Toni Vaquer And The Voodoo Children Collective – Volume 1
Pep Garau, Julián Sánchez, Iván González, Pol Padrós, Natsuko Sugao (trumpets & flugelhorns), Vicent Pérez, Aram Montagut, Rita Payés (trombones), Amaiur González (tuba), Joan Mas (ato sax), Miguel ‘Pintxo’ Villar (soprano, alto & tenor sax) Gorka Garay (clarinet, flute, alto flute), Albert Cirera, Santi De la Rubia (soprano & tenor saxes), Marcel·lí Bayer (ato & baritone sax, clarinet, bass clarinet), Luís Rocha (bass clarinet) Jaume Llombart (guitar), Albert Bover, Marco Mezquida (piano, keyboard), Marc Cuevas, Pau Sala (bass), Ramon Prats, Roger Gutiérrez (drums).
Guests: Enrique Oliver (tenor sax on #1,4 & 5), Jorge Rossy (vibes on #1 & 5, drums on #6), Félix Rossy (trumpet on #5).
Recorded at Sala Omega, Taller de Músics, Barcelona, January 4 & 5, 2017
Recording engineer: David Casamitjana
Assistant: Marc Sangés
Mixed & mastered by David Casamitjana & Toni Castaño at Espai Sonor Montoliu, Montoliu de Segarra, June 2017
Artwork: Ana Golobart

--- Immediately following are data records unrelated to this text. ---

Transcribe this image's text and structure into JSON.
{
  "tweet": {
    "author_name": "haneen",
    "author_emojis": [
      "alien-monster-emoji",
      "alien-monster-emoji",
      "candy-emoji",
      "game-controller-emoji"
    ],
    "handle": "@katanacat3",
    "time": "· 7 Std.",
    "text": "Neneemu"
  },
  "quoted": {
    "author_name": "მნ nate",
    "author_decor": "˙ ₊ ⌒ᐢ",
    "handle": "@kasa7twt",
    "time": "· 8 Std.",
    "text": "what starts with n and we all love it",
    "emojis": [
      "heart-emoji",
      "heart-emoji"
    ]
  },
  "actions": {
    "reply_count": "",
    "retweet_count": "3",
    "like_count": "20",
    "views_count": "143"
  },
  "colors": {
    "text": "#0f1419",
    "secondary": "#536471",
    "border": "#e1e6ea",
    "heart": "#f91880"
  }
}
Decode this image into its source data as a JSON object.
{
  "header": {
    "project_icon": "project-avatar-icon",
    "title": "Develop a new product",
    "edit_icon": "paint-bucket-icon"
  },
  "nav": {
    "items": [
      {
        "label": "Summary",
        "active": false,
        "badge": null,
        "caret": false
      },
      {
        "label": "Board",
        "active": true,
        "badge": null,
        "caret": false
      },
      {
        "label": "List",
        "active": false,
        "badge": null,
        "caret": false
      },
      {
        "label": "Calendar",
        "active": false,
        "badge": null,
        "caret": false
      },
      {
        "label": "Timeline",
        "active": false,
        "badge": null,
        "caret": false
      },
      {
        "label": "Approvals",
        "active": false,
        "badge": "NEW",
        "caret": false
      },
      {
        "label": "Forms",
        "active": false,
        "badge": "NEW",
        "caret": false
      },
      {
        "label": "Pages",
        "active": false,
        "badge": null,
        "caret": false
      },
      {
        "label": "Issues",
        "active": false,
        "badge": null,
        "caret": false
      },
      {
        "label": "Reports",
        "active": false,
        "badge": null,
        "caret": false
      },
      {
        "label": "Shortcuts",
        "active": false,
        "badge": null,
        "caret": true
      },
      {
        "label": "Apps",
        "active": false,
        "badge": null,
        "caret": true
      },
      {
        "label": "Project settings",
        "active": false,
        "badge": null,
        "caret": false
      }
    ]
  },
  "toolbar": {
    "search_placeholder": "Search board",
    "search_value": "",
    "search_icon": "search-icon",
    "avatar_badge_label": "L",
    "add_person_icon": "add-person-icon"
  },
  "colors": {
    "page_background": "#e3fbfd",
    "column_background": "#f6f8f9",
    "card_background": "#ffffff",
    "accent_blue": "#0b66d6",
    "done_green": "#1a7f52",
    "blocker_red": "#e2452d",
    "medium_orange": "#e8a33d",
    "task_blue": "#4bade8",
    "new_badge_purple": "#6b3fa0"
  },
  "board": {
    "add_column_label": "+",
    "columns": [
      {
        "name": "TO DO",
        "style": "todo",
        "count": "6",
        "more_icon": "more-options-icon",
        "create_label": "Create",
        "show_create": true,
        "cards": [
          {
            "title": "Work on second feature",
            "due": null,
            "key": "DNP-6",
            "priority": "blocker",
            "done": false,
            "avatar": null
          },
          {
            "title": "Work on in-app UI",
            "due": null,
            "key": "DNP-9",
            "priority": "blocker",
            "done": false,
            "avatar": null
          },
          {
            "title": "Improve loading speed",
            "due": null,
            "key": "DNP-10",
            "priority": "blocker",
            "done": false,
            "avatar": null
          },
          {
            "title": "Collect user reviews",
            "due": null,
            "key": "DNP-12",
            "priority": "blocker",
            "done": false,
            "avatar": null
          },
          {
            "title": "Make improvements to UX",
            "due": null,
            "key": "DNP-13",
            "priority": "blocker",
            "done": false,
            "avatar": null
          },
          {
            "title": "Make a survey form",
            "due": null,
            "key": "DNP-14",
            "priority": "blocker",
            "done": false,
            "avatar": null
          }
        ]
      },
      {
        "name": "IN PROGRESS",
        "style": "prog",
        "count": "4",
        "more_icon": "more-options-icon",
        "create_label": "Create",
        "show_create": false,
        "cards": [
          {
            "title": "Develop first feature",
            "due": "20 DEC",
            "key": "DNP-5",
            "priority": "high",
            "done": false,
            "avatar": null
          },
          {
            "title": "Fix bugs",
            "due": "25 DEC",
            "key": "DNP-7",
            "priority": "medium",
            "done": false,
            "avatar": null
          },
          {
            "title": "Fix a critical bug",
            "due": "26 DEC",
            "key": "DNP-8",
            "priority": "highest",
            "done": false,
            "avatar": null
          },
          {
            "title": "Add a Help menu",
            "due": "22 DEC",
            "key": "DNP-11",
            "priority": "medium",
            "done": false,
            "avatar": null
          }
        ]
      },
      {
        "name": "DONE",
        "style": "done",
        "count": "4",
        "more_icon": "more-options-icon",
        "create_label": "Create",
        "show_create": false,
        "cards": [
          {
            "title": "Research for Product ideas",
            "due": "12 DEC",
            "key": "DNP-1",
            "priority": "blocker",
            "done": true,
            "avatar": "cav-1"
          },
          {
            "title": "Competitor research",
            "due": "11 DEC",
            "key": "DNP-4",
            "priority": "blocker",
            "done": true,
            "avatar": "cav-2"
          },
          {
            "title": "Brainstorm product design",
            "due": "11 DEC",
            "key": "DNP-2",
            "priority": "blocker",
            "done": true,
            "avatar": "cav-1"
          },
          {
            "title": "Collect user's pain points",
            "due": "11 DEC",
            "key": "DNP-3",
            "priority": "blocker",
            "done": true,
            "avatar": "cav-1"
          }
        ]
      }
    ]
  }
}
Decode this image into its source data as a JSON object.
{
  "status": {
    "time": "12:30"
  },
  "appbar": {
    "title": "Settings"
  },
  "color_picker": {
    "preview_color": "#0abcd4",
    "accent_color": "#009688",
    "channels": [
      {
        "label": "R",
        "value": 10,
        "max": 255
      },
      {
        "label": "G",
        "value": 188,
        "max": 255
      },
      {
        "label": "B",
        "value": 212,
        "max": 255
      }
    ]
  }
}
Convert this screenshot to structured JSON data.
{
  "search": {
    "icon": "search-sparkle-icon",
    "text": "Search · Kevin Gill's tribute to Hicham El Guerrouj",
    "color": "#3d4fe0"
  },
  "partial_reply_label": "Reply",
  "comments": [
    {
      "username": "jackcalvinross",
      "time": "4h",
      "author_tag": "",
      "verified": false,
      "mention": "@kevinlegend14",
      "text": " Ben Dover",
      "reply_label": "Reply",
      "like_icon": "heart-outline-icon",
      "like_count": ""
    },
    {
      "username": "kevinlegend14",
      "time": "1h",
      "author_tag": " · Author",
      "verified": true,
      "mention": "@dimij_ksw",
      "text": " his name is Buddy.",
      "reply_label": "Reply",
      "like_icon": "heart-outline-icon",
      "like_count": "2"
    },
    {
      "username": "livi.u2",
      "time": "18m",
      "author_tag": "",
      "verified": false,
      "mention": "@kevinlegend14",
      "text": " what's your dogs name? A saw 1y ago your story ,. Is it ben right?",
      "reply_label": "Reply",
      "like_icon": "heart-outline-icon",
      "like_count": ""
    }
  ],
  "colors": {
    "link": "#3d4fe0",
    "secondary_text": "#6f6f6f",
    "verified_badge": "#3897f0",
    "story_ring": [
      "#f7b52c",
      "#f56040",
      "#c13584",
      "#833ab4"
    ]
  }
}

Photography: Alexandra Garzón
Produced by Toni Vaquer
Executive producer: Jordi Pujol
“Vaquer came up through David Mengual’s admired Free Spirits Big Band in Barcelona, but arranging skills like these are surely God-given. Most of the compositions are by band members, with La Hormiga credited to special guest Jorge Rossy, but it’s Vaquer’s vision that holds the project together. The sound-world is fascinating: reminiscent of Mike Westbrook’s Metropolis-era tone-poems in the more abstract passages, but opening out into full-throated swing. If it’s the distribution of brass that lends to the former impression, it’s the almost Kentonish (or Schuller-ish) handling of reeds that delivers the latter. All with a hint of rock in the background, as the Hendrix-inspired band name suggests.
The overture is full of strange sounds and what sound like sequencer fills, though they may be produced acoustically. Everyone’s encouraged, or takes permission to play in non-idiomatic ways. Guitarist Llombart opens his own Cincuatres with some retuned effects before revealing a big romantic ballad that implies threes over fours. Elsewhere, as on Sugao’s Preludio and Sala’s unusual Not Just The Blues, time is handled imaginatively and with real grace.
It’s a long record, but for once the threat of a volume two turns into real promise and anticipation. This is about as exciting an ensemble date as I’ve heard in a dog’s age, up there with Either/Or, the Dorf and all the others that prove big bands are currently enjoying a Jurassic Park moment.”
Brian Morton (November, 2017)
Jazz Journal Magazine